Most of us who need to know about it either haven’t heard of it, know very little about it, or don’t know how it is caused, diagnosed, treated or prevented.

Shigella is a bacterium that causes a gut infection with symptoms ranging from feeling sick, severe diarrhoea, vomiting, abdominal pain, and fever. As symptoms are similar, it’s often mistaken for food poisoning.

It’s typically caught from having sex with someone who is infectious by unintentionally ingesting faeces (poo), especially through rimming. You can get it from having penetrative sex, fingering, fisting, or sharing sex toys as there might be small amounts of bacteria on your hands or things that end up in your mouth. Shigella can be transmitted when handling condoms if bacteria travels from your hands to your mouth.
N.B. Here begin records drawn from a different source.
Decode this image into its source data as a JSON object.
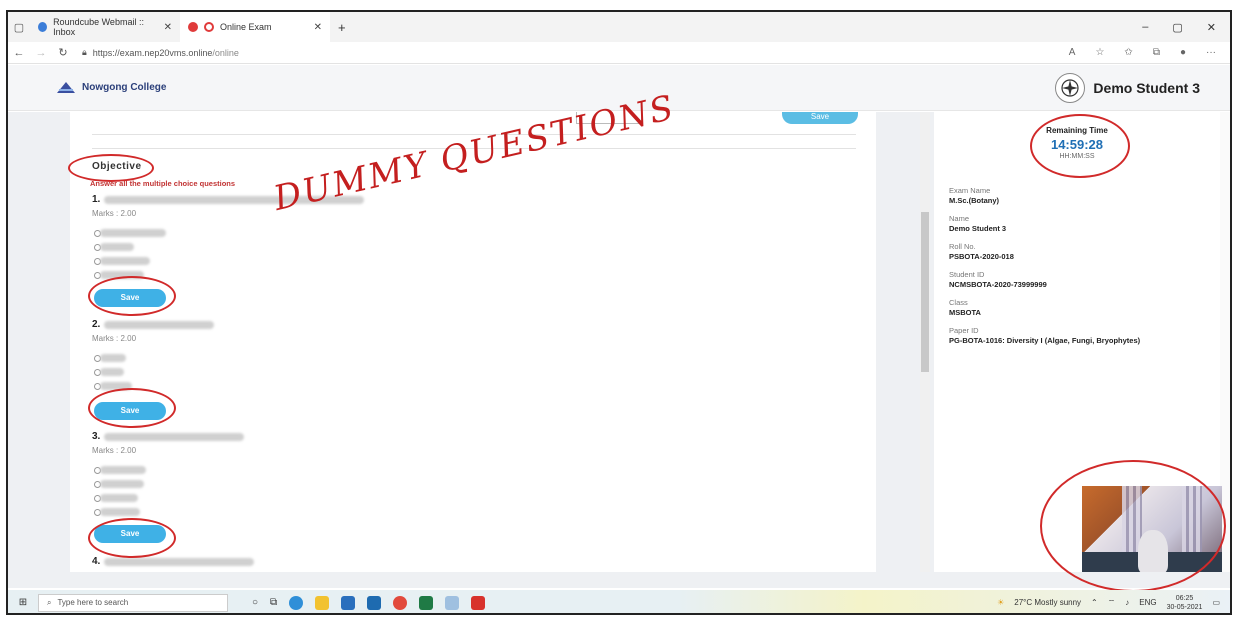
{
  "browser": {
    "tabs": [
      {
        "label": "Roundcube Webmail :: Inbox",
        "active": false
      },
      {
        "label": "Online Exam",
        "active": true
      }
    ],
    "new_tab": "+",
    "url_prefix": "https://exam.nep20vms.online",
    "url_path": "/online",
    "window_controls": [
      "–",
      "▢",
      "✕"
    ]
  },
  "app": {
    "college_name": "Nowgong College",
    "student_name": "Demo Student 3"
  },
  "exam": {
    "section_title": "Objective",
    "instruction": "Answer all the multiple choice questions",
    "questions": [
      {
        "number": "1.",
        "marks": "Marks : 2.00",
        "save_label": "Save"
      },
      {
        "number": "2.",
        "marks": "Marks : 2.00",
        "save_label": "Save"
      },
      {
        "number": "3.",
        "marks": "Marks : 2.00",
        "save_label": "Save"
      },
      {
        "number": "4.",
        "marks": "",
        "save_label": ""
      }
    ],
    "top_save_label": "Save"
  },
  "sidebar": {
    "timer_label": "Remaining Time",
    "timer_value": "14:59:28",
    "timer_format": "HH:MM:SS",
    "fields": [
      {
        "label": "Exam Name",
        "value": "M.Sc.(Botany)"
      },
      {
        "label": "Name",
        "value": "Demo Student 3"
      },
      {
        "label": "Roll No.",
        "value": "PSBOTA-2020-018"
      },
      {
        "label": "Student ID",
        "value": "NCMSBOTA-2020-73999999"
      },
      {
        "label": "Class",
        "value": "MSBOTA"
      },
      {
        "label": "Paper ID",
        "value": "PG-BOTA-1016: Diversity I (Algae, Fungi, Bryophytes)"
      }
    ]
  },
  "annotation": {
    "handwritten_text": "DUMMY QUESTIONS",
    "color": "#d12a2a"
  },
  "taskbar": {
    "search_placeholder": "Type here to search",
    "weather": "27°C  Mostly sunny",
    "language": "ENG",
    "time": "06:25",
    "date": "30-05-2021"
  }
}
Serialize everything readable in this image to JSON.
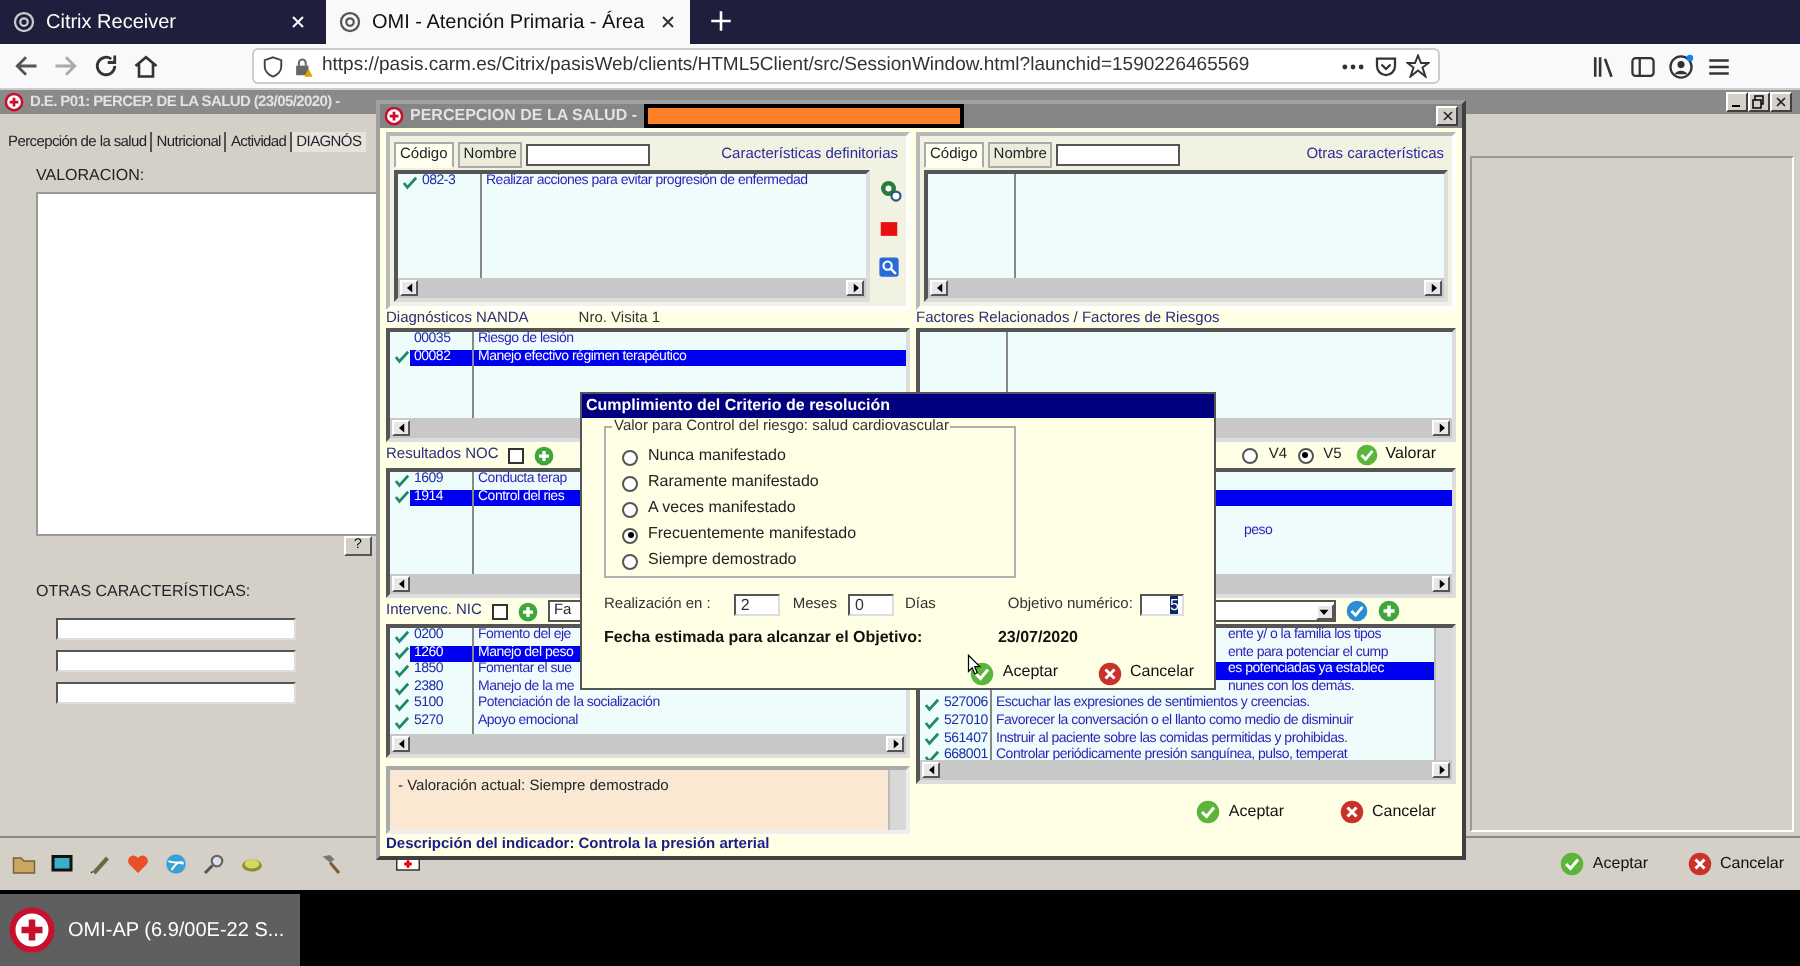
{
  "browser": {
    "tabs": [
      {
        "title": "Citrix Receiver",
        "selected": false
      },
      {
        "title": "OMI - Atención Primaria - Área",
        "selected": true
      }
    ],
    "url": "https://pasis.carm.es/Citrix/pasisWeb/clients/HTML5Client/src/SessionWindow.html?launchid=1590226465569"
  },
  "main_window": {
    "title": "D.E. P01: PERCEP. DE LA SALUD (23/05/2020) - ",
    "tabs": [
      {
        "label": "Percepción de la salud",
        "selected": false
      },
      {
        "label": "Nutricional",
        "selected": false
      },
      {
        "label": "Actividad",
        "selected": false
      },
      {
        "label": "DIAGNÓS",
        "selected": true
      }
    ],
    "valoracion_label": "VALORACION:",
    "help_button": "?",
    "otras_label": "OTRAS CARACTERÍSTICAS:",
    "buttons": [
      {
        "label": "Aceptar",
        "kind": "accept"
      },
      {
        "label": "Cancelar",
        "kind": "cancel"
      }
    ]
  },
  "dialog": {
    "title": "PERCEPCION DE LA SALUD - ",
    "characteristics": [
      {
        "tabs": [
          {
            "label": "Código",
            "selected": true
          },
          {
            "label": "Nombre",
            "selected": false
          }
        ],
        "link": "Características definitorias",
        "rows": [
          {
            "code": "082-3",
            "text": "Realizar acciones para evitar progresión de enfermedad",
            "checked": true,
            "selected": false
          }
        ]
      },
      {
        "tabs": [
          {
            "label": "Código",
            "selected": true
          },
          {
            "label": "Nombre",
            "selected": false
          }
        ],
        "link": "Otras características"
      }
    ],
    "nanda": {
      "label": "Diagnósticos NANDA",
      "visit": "Nro. Visita 1",
      "rows": [
        {
          "code": "00035",
          "text": "Riesgo de lesión",
          "checked": false,
          "selected": false
        },
        {
          "code": "00082",
          "text": "Manejo efectivo régimen terapéutico",
          "checked": true,
          "selected": true
        }
      ]
    },
    "factores": {
      "label": "Factores Relacionados / Factores de Riesgos"
    },
    "noc": {
      "label": "Resultados NOC",
      "checked": false,
      "versions": [
        {
          "label": "V4",
          "selected": false
        },
        {
          "label": "V5",
          "selected": true
        }
      ],
      "valorar": "Valorar",
      "rows": [
        {
          "code": "1609",
          "text": "Conducta terap",
          "checked": true,
          "selected": false
        },
        {
          "code": "1914",
          "text": "Control del ries",
          "checked": true,
          "selected": true
        }
      ],
      "side_rows": [
        {
          "selected": false
        },
        {
          "selected": true
        },
        {
          "selected": false
        },
        {
          "text": "peso",
          "selected": false
        }
      ]
    },
    "nic": {
      "label": "Intervenc. NIC",
      "checked": false,
      "filter": "Fa",
      "rows": [
        {
          "code": "0200",
          "text": "Fomento del eje",
          "checked": true,
          "selected": false
        },
        {
          "code": "1260",
          "text": "Manejo del peso",
          "checked": true,
          "selected": true
        },
        {
          "code": "1850",
          "text": "Fomentar el sue",
          "checked": true,
          "selected": false
        },
        {
          "code": "2380",
          "text": "Manejo de la me",
          "checked": true,
          "selected": false
        },
        {
          "code": "5100",
          "text": "Potenciación de la socialización",
          "checked": true,
          "selected": false
        },
        {
          "code": "5270",
          "text": "Apoyo emocional",
          "checked": true,
          "selected": false
        }
      ],
      "activities": [
        {
          "text": "ente y/ o la familia los tipos",
          "selected": false
        },
        {
          "text": "ente para potenciar el cump",
          "selected": false
        },
        {
          "text": "es potenciadas ya establec",
          "selected": true
        },
        {
          "text": "nunes con los demás.",
          "selected": false
        },
        {
          "code": "527006",
          "text": "Escuchar las expresiones de sentimientos y creencias.",
          "checked": true,
          "selected": false
        },
        {
          "code": "527010",
          "text": "Favorecer la conversación o el llanto como medio de disminuir",
          "checked": true,
          "selected": false
        },
        {
          "code": "561407",
          "text": "Instruir al paciente sobre las comidas permitidas y prohibidas.",
          "checked": true,
          "selected": false
        },
        {
          "code": "668001",
          "text": "Controlar periódicamente presión sanguínea, pulso, temperat",
          "checked": true,
          "selected": false
        }
      ]
    },
    "valoracion": "- Valoración actual: Siempre demostrado",
    "description": "Descripción del indicador: Controla la presión arterial",
    "buttons": [
      {
        "label": "Aceptar",
        "kind": "accept"
      },
      {
        "label": "Cancelar",
        "kind": "cancel"
      }
    ]
  },
  "modal": {
    "title": "Cumplimiento del Criterio de resolución",
    "group_label": "Valor para Control del riesgo: salud cardiovascular",
    "options": [
      {
        "label": "Nunca manifestado",
        "selected": false
      },
      {
        "label": "Raramente manifestado",
        "selected": false
      },
      {
        "label": "A veces manifestado",
        "selected": false
      },
      {
        "label": "Frecuentemente manifestado",
        "selected": true
      },
      {
        "label": "Siempre demostrado",
        "selected": false
      }
    ],
    "realizacion_label": "Realización en :",
    "months": "2",
    "months_label": "Meses",
    "days": "0",
    "days_label": "Días",
    "objective_label": "Objetivo numérico:",
    "objective": "5",
    "date_label": "Fecha estimada para alcanzar el Objetivo:",
    "date": "23/07/2020",
    "buttons": [
      {
        "label": "Aceptar",
        "kind": "accept"
      },
      {
        "label": "Cancelar",
        "kind": "cancel"
      }
    ]
  },
  "taskbar": {
    "app": "OMI-AP (6.9/00E-22 S..."
  }
}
It can also be caught from contaminated water and food when travelling abroad.

Symptoms begin within one to four days of exposure and last three to seven days, but can take longer. In some cases, symptoms lead to hospitalisations.

It only takes a small amount of bacteria to make you unwell
A misconception is that lots of bacteria are ingested to become poorly but it only takes a very tiny amount of bacteria for Shigella to be transmitted. Sex does not have to be “messy” for it to be passed on. Some people carry it without any symptoms, too.
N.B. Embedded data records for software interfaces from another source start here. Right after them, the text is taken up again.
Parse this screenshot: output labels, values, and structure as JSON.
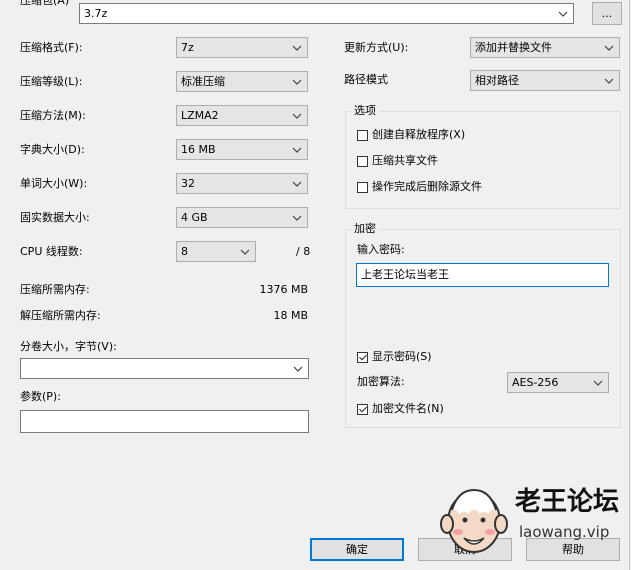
{
  "archive": {
    "label": "压缩包(A)",
    "value": "3.7z",
    "browse_label": "..."
  },
  "left": {
    "format": {
      "label": "压缩格式(F):",
      "value": "7z"
    },
    "level": {
      "label": "压缩等级(L):",
      "value": "标准压缩"
    },
    "method": {
      "label": "压缩方法(M):",
      "value": "LZMA2"
    },
    "dict": {
      "label": "字典大小(D):",
      "value": "16 MB"
    },
    "word": {
      "label": "单词大小(W):",
      "value": "32"
    },
    "solid": {
      "label": "固实数据大小:",
      "value": "4 GB"
    },
    "threads": {
      "label": "CPU 线程数:",
      "value": "8",
      "max": "/ 8"
    },
    "mem_compress": {
      "label": "压缩所需内存:",
      "value": "1376 MB"
    },
    "mem_decompress": {
      "label": "解压缩所需内存:",
      "value": "18 MB"
    },
    "split": {
      "label": "分卷大小，字节(V):",
      "value": ""
    },
    "params": {
      "label": "参数(P):",
      "value": ""
    }
  },
  "right": {
    "update": {
      "label": "更新方式(U):",
      "value": "添加并替换文件"
    },
    "pathmode": {
      "label": "路径模式",
      "value": "相对路径"
    },
    "options": {
      "title": "选项",
      "items": [
        {
          "label": "创建自释放程序(X)",
          "checked": false
        },
        {
          "label": "压缩共享文件",
          "checked": false
        },
        {
          "label": "操作完成后删除源文件",
          "checked": false
        }
      ]
    },
    "encryption": {
      "title": "加密",
      "password_label": "输入密码:",
      "password_value": "上老王论坛当老王",
      "show_password": {
        "label": "显示密码(S)",
        "checked": true
      },
      "method_label": "加密算法:",
      "method_value": "AES-256",
      "encrypt_names": {
        "label": "加密文件名(N)",
        "checked": true
      }
    }
  },
  "buttons": {
    "ok": "确定",
    "cancel": "取消",
    "help": "帮助"
  },
  "watermark": {
    "title": "老王论坛",
    "site": "laowang.vip"
  }
}
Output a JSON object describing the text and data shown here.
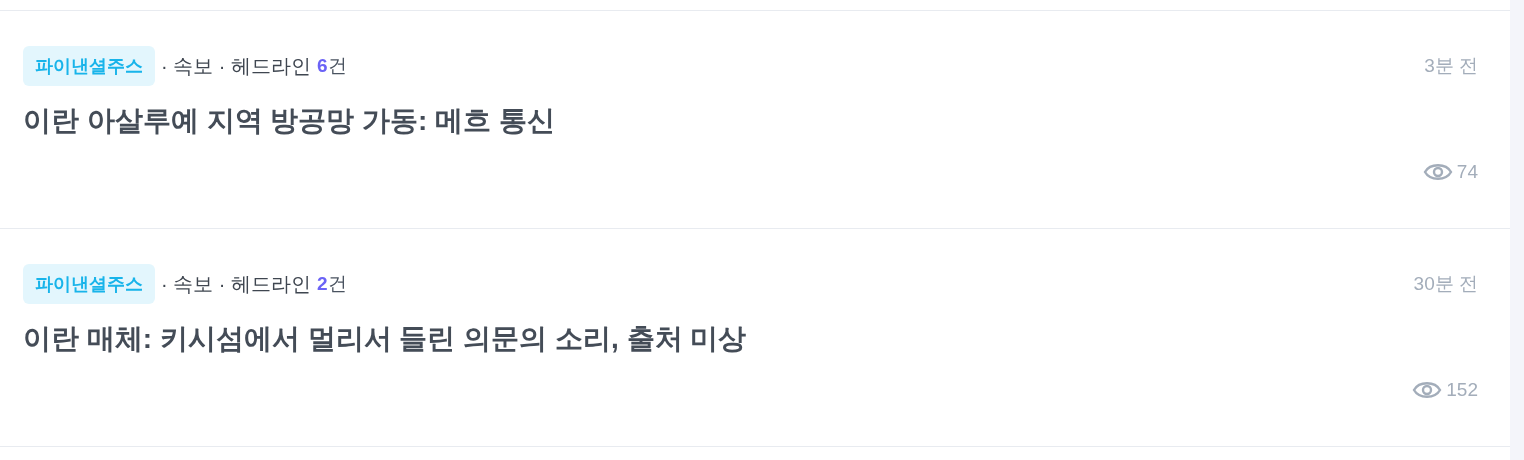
{
  "news_items": [
    {
      "source": "파이낸셜주스",
      "meta": "· 속보 · 헤드라인",
      "count": "6",
      "count_unit": "건",
      "time": "3분 전",
      "title": "이란 아살루예 지역 방공망 가동: 메흐 통신",
      "views": "74"
    },
    {
      "source": "파이낸셜주스",
      "meta": "· 속보 · 헤드라인",
      "count": "2",
      "count_unit": "건",
      "time": "30분 전",
      "title": "이란 매체: 키시섬에서 멀리서 들린 의문의 소리, 출처 미상",
      "views": "152"
    }
  ]
}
The illness can be quite severe
Symptoms can be physically immobilising, and people who have recovered from it may not feel better for a couple of weeks.
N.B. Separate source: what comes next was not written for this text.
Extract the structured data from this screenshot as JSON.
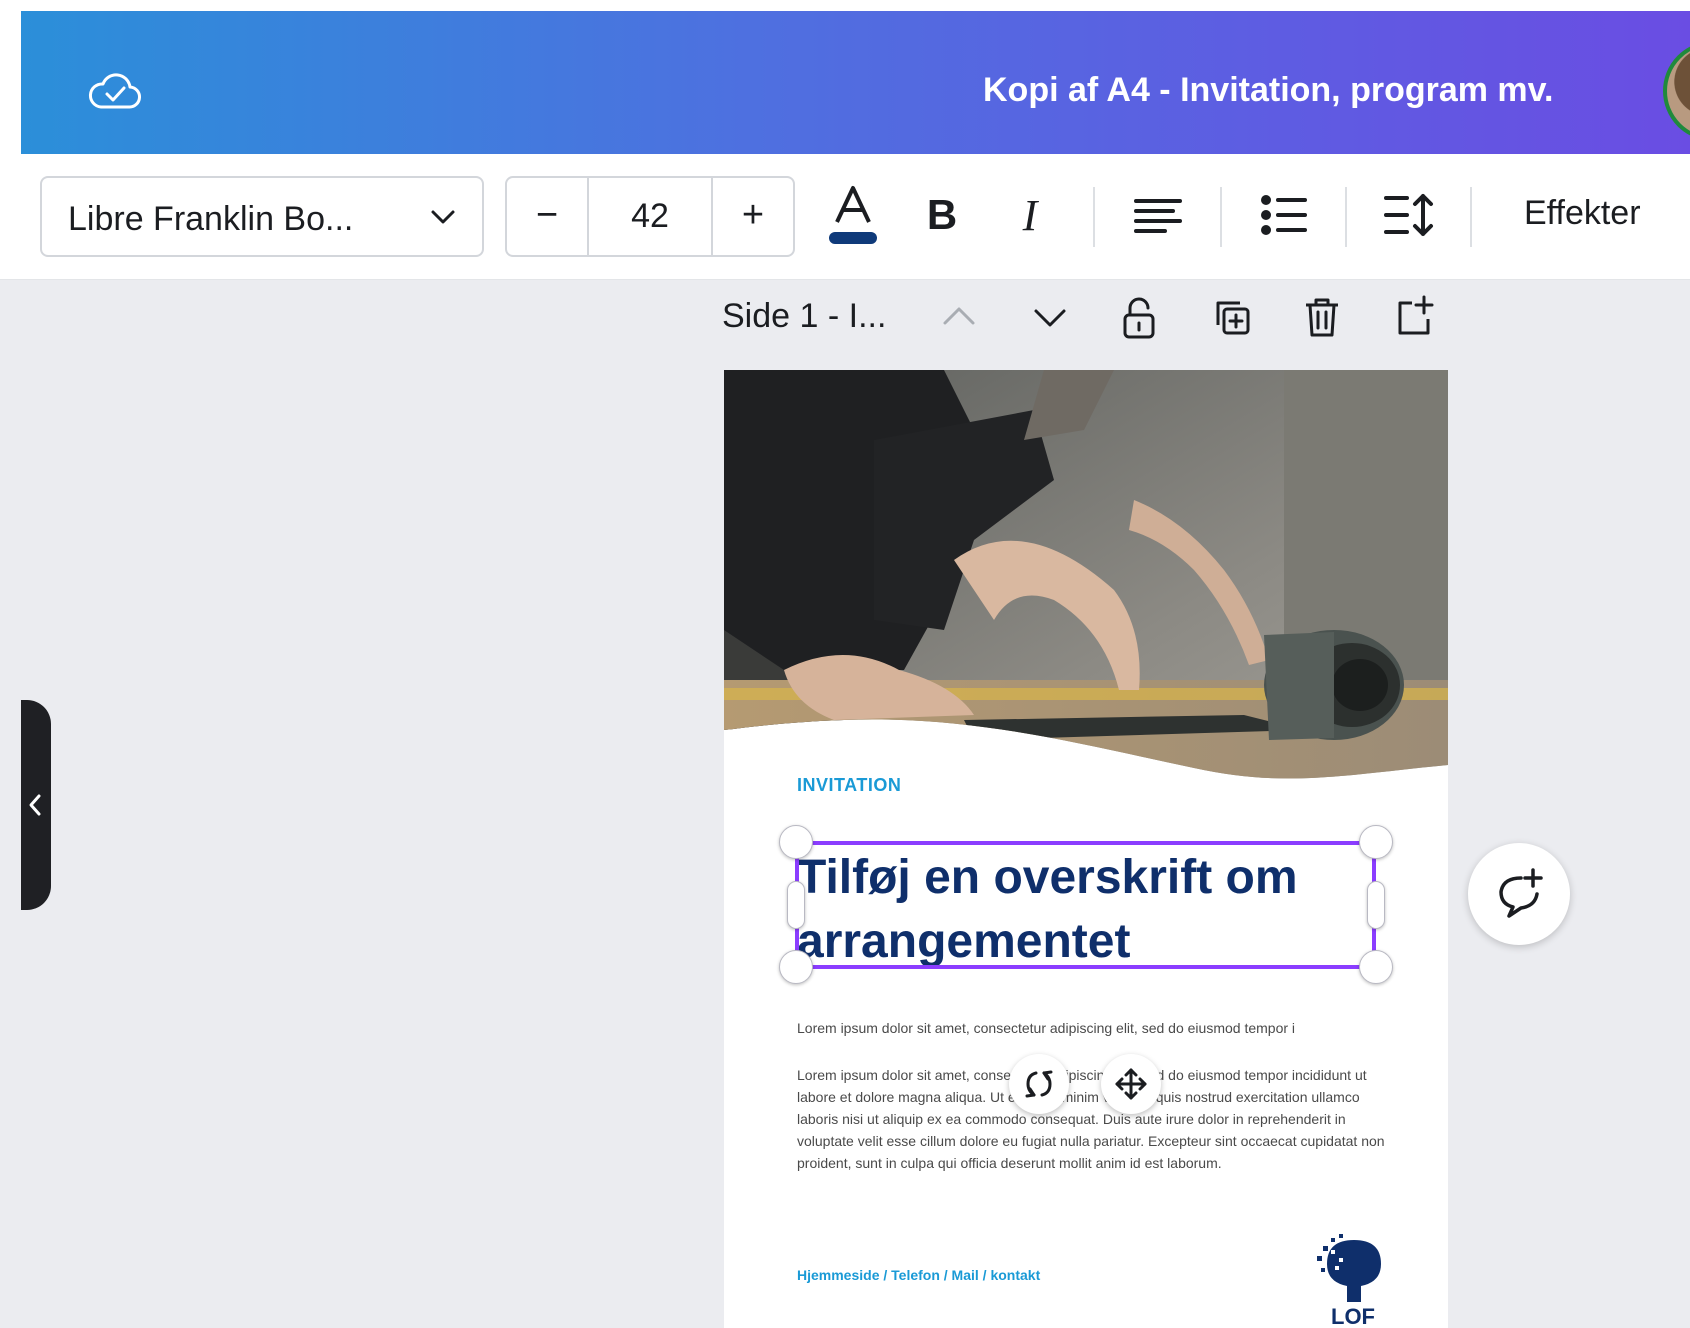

Many people who have had it were shocked at just how sick they became, describing it as the most ill they have ever been. Some people have diarrhoea containing blood or mucus, which can be unsettling.

Symptoms CAN go away on their own
Not everyone needs treatment as symptoms can settle within a week. However, if you become seriously ill you should see a clinician to get the right treatment to clear the infection.

If you have a bad case of diarrhoea after a hook-up, contact your sexual health clinic or your GP and explain that you’ve had sex and your symptoms match Shigella.

There’s a risk of dehydration
If you have frequent diarrhoea, drink lots of fluids to replace those lost and stop you from becoming dehydrated. Try drinking plenty of water, fruit juices and sports drinks that replace salts and minerals.

Taking painkillers, such as paracetamol, can help to relieve pain and fever, but it’s advised to avoid anti-diarrhoea medicines, such as Imodium, because they may make things even worse.

Shigella can be VERY resistant to antibiotics
Symptoms could clear up quickly, but if you have a particularly persistent case lasting longer than a few days, you should be prescribed a short course of antibiotics by your sexual health clinic or your GP. However, Shigella is becoming more resistant to some antibiotics, so you may have to give a stool sample to get the right tests and antibiotics.

You could have been exposed other STIs
If you’ve had sex that puts you at risk of Shigella, it’s possible that you might have been exposed to other STIs. Regardless of your HIV status, after a Shigella diagnosis it’s advised to have a full sexual health check-up at a clinic or by ordering tests online. Enquire about U=U, PrEP, and vaccines for other STIs, such as hepatitis A, hepatitis B, and HPV.

It’s best to avoid sex until seven days after your last symptom of Shigella ends to avoid passing it on to others.

You can avoid passing it on
It’s possible to transmit it to people you live with, or with whom you have close (non-sexual) contact. Keep close contact with anyone else to a minimum, avoid sharing towels and facecloths, and wash your laundry on the highest setting possible.

Wash your hands with soap and hot water regularly throughout the day, especially after using the toilet and do the same before handling, eating or cooking food, or handling babies and feeding the young or the elderly to avoid transmission.

You can prevent Shigella by practising hygiene
To do this, avoid going back to oral sex after anal sex or anal play has started, especially with new partners. Rimming, fingering and fisting also increases your risk, but you and your partners can lower it by washing your hands, bum and genitals with soap and hot water after having anal sex or anal play.

For more information about Shigella, click here or call the free National Sexual Health Helpline at 0300 123 7123.

For the latest data on Shigella in England, click here.